Authors: Lin Ma (University of Manchester) , Kevin Taylor (University of Manchester) , Peter D Lee (University of Manchester) , Katherine Dobson (University of Manchester) , Patrick Dowey (University of Manchester) , Loic Courtois (University of Manchester)
Co-authored by industrial partner: No

Type: Journal Paper
Journal: Marine And Petroleum Geology , VOL 72 , PAGES 193–205

State: Published (Approved)
Published: April 2016

Open Access Open Access

Abstract: X-ray computed tomography and serial block face scanning electron microscopy imaging techniques were used to produce 3D images with a resolution spanning three orders of magnitude from ∼7.7 μm to 7 nm for one typical Bowland Shale sample from Northern England, identified as the largest potential shale gas reservoir in the UK. These images were used to quantitatively assess the size, geometry and connectivity of pores and organic matter. The data revealed four types of porosity: intra-organic pores, organic interface pores, intra- and inter-mineral pores. Pore sizes are bimodal, with peaks at 0.2 μm and 0.04 μm corresponding to pores located at organic–mineral interfaces and within organic matter, respectively. These pore-size distributions were validated by nitrogen adsorption data. The multi-scale imaging of the four pore types shows that there is no connected visible porosity at these scales with equivalent diameter of 20 nm or larger in this sample. However, organic matter and clay minerals are connected and so the meso porosity (<20 nm) within these phases provides possible diffusion transport pathways for gas. This work confirms multi-scale 3D imaging as a powerful quantification method for shale reservoir characterisation allowing the representative volumes of pores, organic and mineral phases to be defined to model shale systems. The absence of connected porosity at scales greater than 20 nm indicates the likely importance of the organic matter network, and associated smaller-scale pores, in controlling hydrocarbon transport. . The application of these techniques to shale gas plays more widely should lead to a greater understanding of properties in the low permeability systems.
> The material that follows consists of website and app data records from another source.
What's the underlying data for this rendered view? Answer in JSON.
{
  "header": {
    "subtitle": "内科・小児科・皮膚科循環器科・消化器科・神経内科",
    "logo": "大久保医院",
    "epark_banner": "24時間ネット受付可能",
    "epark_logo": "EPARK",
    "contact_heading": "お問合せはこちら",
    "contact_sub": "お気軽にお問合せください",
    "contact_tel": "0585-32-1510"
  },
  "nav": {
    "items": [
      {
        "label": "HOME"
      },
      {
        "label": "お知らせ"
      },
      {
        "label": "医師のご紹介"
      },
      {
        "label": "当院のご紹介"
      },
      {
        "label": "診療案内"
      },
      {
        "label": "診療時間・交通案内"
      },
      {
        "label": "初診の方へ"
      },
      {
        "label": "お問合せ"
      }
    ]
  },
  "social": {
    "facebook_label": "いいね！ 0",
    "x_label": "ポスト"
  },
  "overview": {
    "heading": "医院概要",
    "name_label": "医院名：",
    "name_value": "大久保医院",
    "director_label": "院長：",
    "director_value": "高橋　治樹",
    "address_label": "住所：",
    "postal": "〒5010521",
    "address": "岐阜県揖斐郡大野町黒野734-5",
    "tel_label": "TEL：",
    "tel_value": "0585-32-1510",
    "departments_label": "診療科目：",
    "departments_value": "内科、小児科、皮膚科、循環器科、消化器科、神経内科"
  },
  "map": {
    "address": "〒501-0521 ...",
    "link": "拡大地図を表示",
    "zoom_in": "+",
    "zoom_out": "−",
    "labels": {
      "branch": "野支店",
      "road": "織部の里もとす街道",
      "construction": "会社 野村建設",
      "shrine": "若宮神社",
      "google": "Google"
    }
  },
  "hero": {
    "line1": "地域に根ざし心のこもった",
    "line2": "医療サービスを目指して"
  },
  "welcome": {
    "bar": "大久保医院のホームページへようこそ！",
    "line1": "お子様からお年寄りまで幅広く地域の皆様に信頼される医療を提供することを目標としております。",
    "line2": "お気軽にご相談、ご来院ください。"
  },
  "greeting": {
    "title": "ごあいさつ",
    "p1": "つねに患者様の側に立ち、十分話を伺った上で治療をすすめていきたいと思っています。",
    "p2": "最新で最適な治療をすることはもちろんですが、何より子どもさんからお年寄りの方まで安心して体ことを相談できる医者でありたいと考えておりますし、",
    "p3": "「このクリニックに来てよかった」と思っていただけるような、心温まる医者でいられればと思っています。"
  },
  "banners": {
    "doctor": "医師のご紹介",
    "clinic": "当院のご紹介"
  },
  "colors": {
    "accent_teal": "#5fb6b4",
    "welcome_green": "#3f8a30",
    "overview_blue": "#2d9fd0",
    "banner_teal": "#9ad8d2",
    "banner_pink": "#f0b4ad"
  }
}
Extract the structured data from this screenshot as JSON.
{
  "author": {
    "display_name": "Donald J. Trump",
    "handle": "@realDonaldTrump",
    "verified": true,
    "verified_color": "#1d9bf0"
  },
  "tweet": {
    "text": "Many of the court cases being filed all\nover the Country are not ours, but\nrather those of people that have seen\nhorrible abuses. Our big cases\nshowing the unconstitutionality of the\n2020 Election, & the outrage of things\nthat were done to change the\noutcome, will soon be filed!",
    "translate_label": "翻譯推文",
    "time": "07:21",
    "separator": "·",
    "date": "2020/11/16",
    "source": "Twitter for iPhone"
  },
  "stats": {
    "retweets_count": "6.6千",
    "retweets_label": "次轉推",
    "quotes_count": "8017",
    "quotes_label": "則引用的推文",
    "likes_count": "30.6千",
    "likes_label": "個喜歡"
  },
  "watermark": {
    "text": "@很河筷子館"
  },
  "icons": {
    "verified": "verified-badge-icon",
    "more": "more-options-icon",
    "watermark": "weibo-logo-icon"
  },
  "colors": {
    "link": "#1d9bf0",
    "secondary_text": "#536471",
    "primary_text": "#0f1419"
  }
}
Journal Keywords: Multi-scale imaging; Bowland shale; X-ray tomography; Three-dimensional electron microscopy (3D-EM); Organic matter; Porosity; Shale gas

Subject Areas: Earth Science
Collaborations: Diamond Manchester

Instruments: I13-2-Diamond Manchester Imaging